Problem: Exact duplicates of all entries are needed.
══ Material to process ══
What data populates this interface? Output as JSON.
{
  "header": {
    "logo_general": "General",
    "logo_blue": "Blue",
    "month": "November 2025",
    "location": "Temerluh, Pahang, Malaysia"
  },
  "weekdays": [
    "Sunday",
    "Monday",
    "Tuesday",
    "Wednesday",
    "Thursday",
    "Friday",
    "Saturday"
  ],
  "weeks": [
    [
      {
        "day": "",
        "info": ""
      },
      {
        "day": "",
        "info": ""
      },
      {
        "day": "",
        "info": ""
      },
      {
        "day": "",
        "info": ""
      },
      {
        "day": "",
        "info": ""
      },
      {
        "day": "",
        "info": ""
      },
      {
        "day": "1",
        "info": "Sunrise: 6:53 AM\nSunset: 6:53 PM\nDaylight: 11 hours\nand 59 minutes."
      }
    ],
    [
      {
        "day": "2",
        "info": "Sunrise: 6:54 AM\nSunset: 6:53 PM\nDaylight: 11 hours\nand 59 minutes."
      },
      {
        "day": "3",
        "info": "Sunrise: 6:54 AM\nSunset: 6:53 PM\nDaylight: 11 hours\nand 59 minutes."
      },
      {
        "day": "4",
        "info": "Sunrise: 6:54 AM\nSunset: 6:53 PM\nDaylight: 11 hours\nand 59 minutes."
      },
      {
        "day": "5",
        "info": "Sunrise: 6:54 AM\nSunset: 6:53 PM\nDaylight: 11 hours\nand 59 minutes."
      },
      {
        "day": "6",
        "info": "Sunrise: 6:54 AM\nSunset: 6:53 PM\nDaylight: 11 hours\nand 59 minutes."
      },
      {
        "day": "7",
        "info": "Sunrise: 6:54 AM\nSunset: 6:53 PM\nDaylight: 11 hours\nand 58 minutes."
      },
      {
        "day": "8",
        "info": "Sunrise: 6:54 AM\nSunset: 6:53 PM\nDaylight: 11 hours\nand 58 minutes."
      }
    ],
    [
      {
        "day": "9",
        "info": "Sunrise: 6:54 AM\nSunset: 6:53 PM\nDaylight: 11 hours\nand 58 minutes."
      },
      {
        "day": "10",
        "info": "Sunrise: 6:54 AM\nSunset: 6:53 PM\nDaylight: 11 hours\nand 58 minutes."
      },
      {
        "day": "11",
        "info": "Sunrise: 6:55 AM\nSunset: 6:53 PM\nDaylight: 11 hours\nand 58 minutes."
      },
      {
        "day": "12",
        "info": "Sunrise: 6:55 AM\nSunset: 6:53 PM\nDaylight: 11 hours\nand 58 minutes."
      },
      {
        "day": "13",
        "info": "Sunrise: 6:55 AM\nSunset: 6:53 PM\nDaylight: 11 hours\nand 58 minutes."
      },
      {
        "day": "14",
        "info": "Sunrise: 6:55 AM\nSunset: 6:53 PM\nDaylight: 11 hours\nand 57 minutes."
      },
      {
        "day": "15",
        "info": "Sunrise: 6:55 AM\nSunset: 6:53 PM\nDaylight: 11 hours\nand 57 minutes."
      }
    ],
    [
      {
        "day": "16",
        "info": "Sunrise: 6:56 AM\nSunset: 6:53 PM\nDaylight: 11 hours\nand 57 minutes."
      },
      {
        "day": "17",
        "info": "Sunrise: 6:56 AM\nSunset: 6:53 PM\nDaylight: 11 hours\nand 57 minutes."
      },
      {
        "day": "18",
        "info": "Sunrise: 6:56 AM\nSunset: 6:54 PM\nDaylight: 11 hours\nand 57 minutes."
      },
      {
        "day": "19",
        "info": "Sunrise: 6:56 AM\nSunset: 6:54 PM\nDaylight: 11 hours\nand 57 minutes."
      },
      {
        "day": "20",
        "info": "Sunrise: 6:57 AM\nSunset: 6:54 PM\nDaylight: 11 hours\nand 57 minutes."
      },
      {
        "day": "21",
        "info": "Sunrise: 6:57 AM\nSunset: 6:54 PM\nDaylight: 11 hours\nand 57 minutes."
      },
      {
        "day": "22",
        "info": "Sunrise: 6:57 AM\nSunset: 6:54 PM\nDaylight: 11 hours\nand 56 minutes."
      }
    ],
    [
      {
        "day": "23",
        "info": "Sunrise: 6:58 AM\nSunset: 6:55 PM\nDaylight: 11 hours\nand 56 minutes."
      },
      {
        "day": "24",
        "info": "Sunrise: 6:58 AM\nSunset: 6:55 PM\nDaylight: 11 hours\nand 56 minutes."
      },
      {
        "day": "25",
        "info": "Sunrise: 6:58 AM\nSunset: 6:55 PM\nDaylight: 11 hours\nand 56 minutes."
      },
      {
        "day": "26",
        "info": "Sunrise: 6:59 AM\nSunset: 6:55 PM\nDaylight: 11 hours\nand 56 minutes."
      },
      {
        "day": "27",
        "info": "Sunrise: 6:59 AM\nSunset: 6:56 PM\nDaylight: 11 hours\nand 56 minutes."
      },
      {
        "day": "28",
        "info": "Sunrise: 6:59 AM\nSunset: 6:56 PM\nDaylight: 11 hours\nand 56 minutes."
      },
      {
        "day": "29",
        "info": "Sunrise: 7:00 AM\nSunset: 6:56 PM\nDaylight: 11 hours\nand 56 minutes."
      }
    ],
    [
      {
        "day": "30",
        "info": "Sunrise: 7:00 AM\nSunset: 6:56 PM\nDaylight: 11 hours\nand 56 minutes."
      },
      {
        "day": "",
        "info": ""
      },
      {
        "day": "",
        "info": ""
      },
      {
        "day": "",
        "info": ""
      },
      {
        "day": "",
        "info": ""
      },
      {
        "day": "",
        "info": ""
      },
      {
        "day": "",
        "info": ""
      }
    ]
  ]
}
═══
Output for this task:
What data populates this interface? Output as JSON.
{
  "header": {
    "logo_general": "General",
    "logo_blue": "Blue",
    "month": "November 2025",
    "location": "Temerluh, Pahang, Malaysia"
  },
  "weekdays": [
    "Sunday",
    "Monday",
    "Tuesday",
    "Wednesday",
    "Thursday",
    "Friday",
    "Saturday"
  ],
  "weeks": [
    [
      {
        "day": "",
        "info": ""
      },
      {
        "day": "",
        "info": ""
      },
      {
        "day": "",
        "info": ""
      },
      {
        "day": "",
        "info": ""
      },
      {
        "day": "",
        "info": ""
      },
      {
        "day": "",
        "info": ""
      },
      {
        "day": "1",
        "info": "Sunrise: 6:53 AM\nSunset: 6:53 PM\nDaylight: 11 hours\nand 59 minutes."
      }
    ],
    [
      {
        "day": "2",
        "info": "Sunrise: 6:54 AM\nSunset: 6:53 PM\nDaylight: 11 hours\nand 59 minutes."
      },
      {
        "day": "3",
        "info": "Sunrise: 6:54 AM\nSunset: 6:53 PM\nDaylight: 11 hours\nand 59 minutes."
      },
      {
        "day": "4",
        "info": "Sunrise: 6:54 AM\nSunset: 6:53 PM\nDaylight: 11 hours\nand 59 minutes."
      },
      {
        "day": "5",
        "info": "Sunrise: 6:54 AM\nSunset: 6:53 PM\nDaylight: 11 hours\nand 59 minutes."
      },
      {
        "day": "6",
        "info": "Sunrise: 6:54 AM\nSunset: 6:53 PM\nDaylight: 11 hours\nand 59 minutes."
      },
      {
        "day": "7",
        "info": "Sunrise: 6:54 AM\nSunset: 6:53 PM\nDaylight: 11 hours\nand 58 minutes."
      },
      {
        "day": "8",
        "info": "Sunrise: 6:54 AM\nSunset: 6:53 PM\nDaylight: 11 hours\nand 58 minutes."
      }
    ],
    [
      {
        "day": "9",
        "info": "Sunrise: 6:54 AM\nSunset: 6:53 PM\nDaylight: 11 hours\nand 58 minutes."
      },
      {
        "day": "10",
        "info": "Sunrise: 6:54 AM\nSunset: 6:53 PM\nDaylight: 11 hours\nand 58 minutes."
      },
      {
        "day": "11",
        "info": "Sunrise: 6:55 AM\nSunset: 6:53 PM\nDaylight: 11 hours\nand 58 minutes."
      },
      {
        "day": "12",
        "info": "Sunrise: 6:55 AM\nSunset: 6:53 PM\nDaylight: 11 hours\nand 58 minutes."
      },
      {
        "day": "13",
        "info": "Sunrise: 6:55 AM\nSunset: 6:53 PM\nDaylight: 11 hours\nand 58 minutes."
      },
      {
        "day": "14",
        "info": "Sunrise: 6:55 AM\nSunset: 6:53 PM\nDaylight: 11 hours\nand 57 minutes."
      },
      {
        "day": "15",
        "info": "Sunrise: 6:55 AM\nSunset: 6:53 PM\nDaylight: 11 hours\nand 57 minutes."
      }
    ],
    [
      {
        "day": "16",
        "info": "Sunrise: 6:56 AM\nSunset: 6:53 PM\nDaylight: 11 hours\nand 57 minutes."
      },
      {
        "day": "17",
        "info": "Sunrise: 6:56 AM\nSunset: 6:53 PM\nDaylight: 11 hours\nand 57 minutes."
      },
      {
        "day": "18",
        "info": "Sunrise: 6:56 AM\nSunset: 6:54 PM\nDaylight: 11 hours\nand 57 minutes."
      },
      {
        "day": "19",
        "info": "Sunrise: 6:56 AM\nSunset: 6:54 PM\nDaylight: 11 hours\nand 57 minutes."
      },
      {
        "day": "20",
        "info": "Sunrise: 6:57 AM\nSunset: 6:54 PM\nDaylight: 11 hours\nand 57 minutes."
      },
      {
        "day": "21",
        "info": "Sunrise: 6:57 AM\nSunset: 6:54 PM\nDaylight: 11 hours\nand 57 minutes."
      },
      {
        "day": "22",
        "info": "Sunrise: 6:57 AM\nSunset: 6:54 PM\nDaylight: 11 hours\nand 56 minutes."
      }
    ],
    [
      {
        "day": "23",
        "info": "Sunrise: 6:58 AM\nSunset: 6:55 PM\nDaylight: 11 hours\nand 56 minutes."
      },
      {
        "day": "24",
        "info": "Sunrise: 6:58 AM\nSunset: 6:55 PM\nDaylight: 11 hours\nand 56 minutes."
      },
      {
        "day": "25",
        "info": "Sunrise: 6:58 AM\nSunset: 6:55 PM\nDaylight: 11 hours\nand 56 minutes."
      },
      {
        "day": "26",
        "info": "Sunrise: 6:59 AM\nSunset: 6:55 PM\nDaylight: 11 hours\nand 56 minutes."
      },
      {
        "day": "27",
        "info": "Sunrise: 6:59 AM\nSunset: 6:56 PM\nDaylight: 11 hours\nand 56 minutes."
      },
      {
        "day": "28",
        "info": "Sunrise: 6:59 AM\nSunset: 6:56 PM\nDaylight: 11 hours\nand 56 minutes."
      },
      {
        "day": "29",
        "info": "Sunrise: 7:00 AM\nSunset: 6:56 PM\nDaylight: 11 hours\nand 56 minutes."
      }
    ],
    [
      {
        "day": "30",
        "info": "Sunrise: 7:00 AM\nSunset: 6:56 PM\nDaylight: 11 hours\nand 56 minutes."
      },
      {
        "day": "",
        "info": ""
      },
      {
        "day": "",
        "info": ""
      },
      {
        "day": "",
        "info": ""
      },
      {
        "day": "",
        "info": ""
      },
      {
        "day": "",
        "info": ""
      },
      {
        "day": "",
        "info": ""
      }
    ]
  ]
}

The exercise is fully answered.